Profitability should be a key focus for investors seeking investment in emerging market equities, notes PIMCO in its recent research report.
PIMCO analysts led by Masha Gordon analyzed the performance of a quality investment style that consists of systematically overweighting stocks that display high profitability.
Profitable firms outperformed in developed markets
PIMCO analysts point out that empirical evidence has so far focused on developed markets, particularly the U.S. The empirical evidence corroborates the view that in these developed markets, profitable firms tend to consistently outperform unprofitable ones.
The analysts point out that profitable firms tend to remain profitable over time, and this phenomenon is as true in emerging markets as it is in developed markets.
Gross profitability attracts premium in Emerging Market equities
PIMCO analysts believe the performance of gross profitability attracts a significant premium in Emerging Market equities. However, the analysts also examined more traditional profitability measures such as ROE and ROIC.
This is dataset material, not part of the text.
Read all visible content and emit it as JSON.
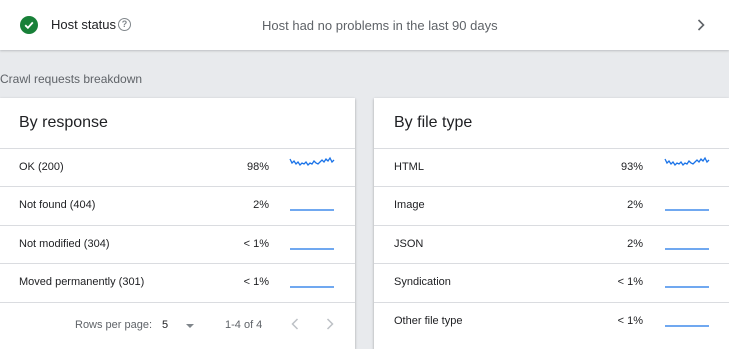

By considering ROE as a measure, the analysts have estimated transition probabilities for MSCI Emerging Market constituents at the annual frequency using data from January 1998 until September 2013. At the end of each month, they formed quintiles by sorting stocks on ROE from lowest (Q1) to highest (Q5).
As can be deduced from the following table, if a stock is currently in quintile Q5, the estimated probability that it will remain in Q5 until next year is 58.3%. PIMCO analysts point out that it will be demoted to Q4 with a probability of 18.7%
The analysts also repeated the above analysis over a three-year interval and found the same conclusion.
Performance of long/short gross profitability strategy
PIMCO analysts also analyzed the performance of a long/short gross profitability strategy, which is long the top quintile and short the bottom one. This is encapsulated in the following graph:
The analysts note the Sharpe ratio is 0.71, higher than the ones obtained by the ROE and ROIC strategies. The average excess return is also substantially higher compared to the other quality strategies considered by the analysts. The market displayed a Sharpe ratio of 0.27 over the same period.
PIMCO analysts also simulated a modified version of the long/short strategy by restricting the universe to the largest 125 stocks in the MSCI Emerging Market universe and observed the resulting Sharpe ratio is remarkably close to the one obtained by selecting stocks from the full universe. The analysts note both average return and volatility are slightly higher for the large-cap version.
The analysts point out that these findings suggest that the profitability premium is not concentrated in the smaller stocks of the Emerging Market universe.
PIMCO analysts conclude that profitability should be a key focus for investors in Emerging Market equities. The analysts note in the long run, highly profitable firms outperformed those with inferior profitability overall in Emerging Market. They point out that by holding high-profitability names in his portfolio today, a portfolio manager can expect to end up with a high-profitability portfolio at the end of the investment period.